These answers made me wonder if my co-workers would have been encouraged to go into the sciences if they were young men instead. As an English major, I’m pretty disconnected from the changing conversation around women and science today, so I asked my peers whether the reputation of science being a male-dominated field holds true for them as current students and as summer interns.
Kaitlin Baril, another natural area intern, doesn’t think so. “I think that science was once a male-dominated field, but I think that it has definitely changed and is progressing to have a lot of female involvement. When I think about my program at school, most of my classmates are female, and around half of my professors have been female. Most of the people working in NCC’s Saskatchewan Region are female too.”
Kaitlin is right. Twenty of our 27 Saskatchewan Region employees are female. The other interns agreed with her, saying that there seem to be more women working in science, based on their own experiences so far in Saskatchewan and Alberta. However, several of the interns noted that those in more senior science positions still seem to be mostly male, but the interns aren’t discouraged.
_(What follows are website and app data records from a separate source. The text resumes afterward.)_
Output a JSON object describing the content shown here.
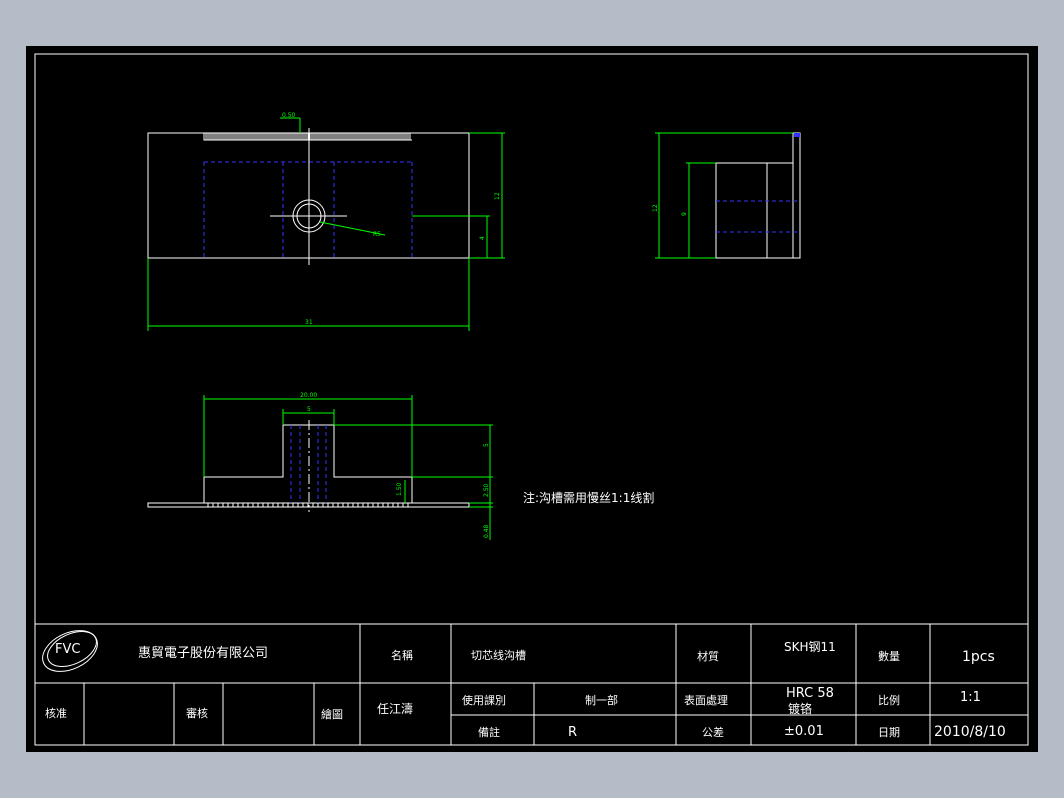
{
  "colors": {
    "background": "#b6bcc7",
    "paper": "#000000",
    "outline": "#ffffff",
    "dimension": "#00ff00",
    "hidden_line": "#3333ff"
  },
  "dimensions": {
    "top_view_width": "31",
    "top_view_height": "12",
    "top_view_offset": "4",
    "top_view_pitch": "0.50",
    "top_view_hole": "R5",
    "side_view_height": "12",
    "side_view_inner": "9",
    "front_view_width": "20.00",
    "front_view_slot": "5",
    "front_view_step": "5",
    "front_view_thick": "2.50",
    "front_view_small": "1.50",
    "front_view_base": "0.48"
  },
  "note": "注:沟槽需用慢丝1:1线割",
  "title_block": {
    "logo_text": "FVC",
    "company": "惠貿電子股份有限公司",
    "name_label": "名稱",
    "name_value": "切芯线沟槽",
    "material_label": "材質",
    "material_value": "SKH钢11",
    "quantity_label": "數量",
    "quantity_value": "1pcs",
    "approve_label": "核准",
    "review_label": "審核",
    "drawer_label": "繪圖",
    "drawer_value": "任江濤",
    "dept_label": "使用課別",
    "dept_value": "制一部",
    "surface_label": "表面處理",
    "surface_value_1": "HRC 58",
    "surface_value_2": "镀铬",
    "scale_label": "比例",
    "scale_value": "1:1",
    "remark_label": "備註",
    "remark_value": "R",
    "tolerance_label": "公差",
    "tolerance_value": "±0.01",
    "date_label": "日期",
    "date_value": "2010/8/10"
  }
}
“I think it’s important for women to work in the sciences, but I don’t think my experience has been different than that of male students in my classes, which is good,” says Alayna.
These interns are part of the newest generation of women to enter the conservation field, and they brought a new perspective with them. They didn’t have to be told they could go into the sciences, they just knew they could, and did.
Stay tuned for part two, available August 5, 2019.
The Conservation Internship Program is funded in part by the Government of Canada's Summer Work Experience program.